Appendix A Detection of CH3NC in Orion

thumbnail Fig. A.1

CH3NC lines in Orion toward EtCN1, EtCN2, and EtCN3 emission peaks. Lines partially free of blending with other species are denoted with *.

Open with DEXTER

References

All Tables

Table 1

Spectroscopic parameters of ethyl isocyanide in MHz – reduction A.

Table 2

Spectroscopic parameters of ethyl isocyanide in MHz – reduction S.

Table 3

Measured frequencies of ethyl isocyanide and residuals from the fit.

Table 4

Isocyanide column densities and N(X-NC)/N(X-CN) ratios.

Table 5

Physical parameters.

All Figures

thumbnail Fig. 1

Spatial distribution of CH3 CH2CN in Orion KL. The data are from ALMA SV observations. The yellowellipse at the top left corner of the maps represents the synthetic beam. For a brief description of the marked positions in the first left panel, see, e.g., Cernicharo et al. (2016). The three main emission peaks of CH3 CH2CN are indicated in the middle top panel.

Open with DEXTER
In the text
thumbnail Fig. 2

Gaussian fits to the 242,22 –232,21 (219.632 GHz) line of CH3CH2CN 20 = 1 at various positions within Orion KL.

Open with DEXTER
In the text
thumbnail Fig. 3

Lines of CH3NC in Sgr B2 (N) at 3 mm. Observed data (black histogram spectrum) and total model of the source (green curve) are from Belloche et al. (2013). Our best model for CH3 NC is given by the red line. A vLSR of +64.0 km s−1 is assumed.

Open with DEXTER
In the text
thumbnail Fig. A.1

CH3NC lines in Orion toward EtCN1, EtCN2, and EtCN3 emission peaks. Lines partially free of blending with other species are denoted with *.

Open with DEXTER
In the text

Current usage metrics show cumulative count of Article Views (full-text article views including HTML views, PDF and ePub downloads, according to the available data) and Abstracts Views on Vision4Press platform.

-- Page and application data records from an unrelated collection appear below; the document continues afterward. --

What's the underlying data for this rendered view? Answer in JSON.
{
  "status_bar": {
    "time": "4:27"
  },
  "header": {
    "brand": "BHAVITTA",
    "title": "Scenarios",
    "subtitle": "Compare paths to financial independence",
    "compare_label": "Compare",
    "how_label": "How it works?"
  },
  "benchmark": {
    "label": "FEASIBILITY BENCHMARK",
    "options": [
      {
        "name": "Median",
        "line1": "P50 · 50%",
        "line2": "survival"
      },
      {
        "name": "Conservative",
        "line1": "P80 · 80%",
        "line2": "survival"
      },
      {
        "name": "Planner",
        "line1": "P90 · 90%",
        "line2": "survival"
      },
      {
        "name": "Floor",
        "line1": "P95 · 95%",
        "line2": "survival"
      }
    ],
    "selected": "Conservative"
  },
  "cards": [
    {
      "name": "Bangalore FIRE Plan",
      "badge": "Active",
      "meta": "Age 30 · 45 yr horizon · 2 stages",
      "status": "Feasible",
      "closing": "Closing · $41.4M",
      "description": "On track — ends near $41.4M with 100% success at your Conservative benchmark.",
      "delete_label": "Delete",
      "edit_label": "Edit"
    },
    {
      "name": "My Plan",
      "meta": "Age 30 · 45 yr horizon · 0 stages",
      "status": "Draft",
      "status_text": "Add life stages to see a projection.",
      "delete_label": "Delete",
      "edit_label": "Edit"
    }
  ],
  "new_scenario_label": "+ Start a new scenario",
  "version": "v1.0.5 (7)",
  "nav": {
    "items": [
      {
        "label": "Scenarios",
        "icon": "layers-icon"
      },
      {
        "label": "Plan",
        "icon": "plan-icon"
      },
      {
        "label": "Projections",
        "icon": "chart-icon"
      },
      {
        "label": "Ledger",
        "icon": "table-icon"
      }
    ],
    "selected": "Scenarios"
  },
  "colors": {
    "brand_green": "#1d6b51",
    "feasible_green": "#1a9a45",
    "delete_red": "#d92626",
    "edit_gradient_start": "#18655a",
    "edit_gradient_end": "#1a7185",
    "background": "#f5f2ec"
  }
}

Data correspond to usage on the plateform after 2015. The current usage metrics is available 48-96 hours after online publication and is updated daily on week days.

Initial download of the metrics may take a while.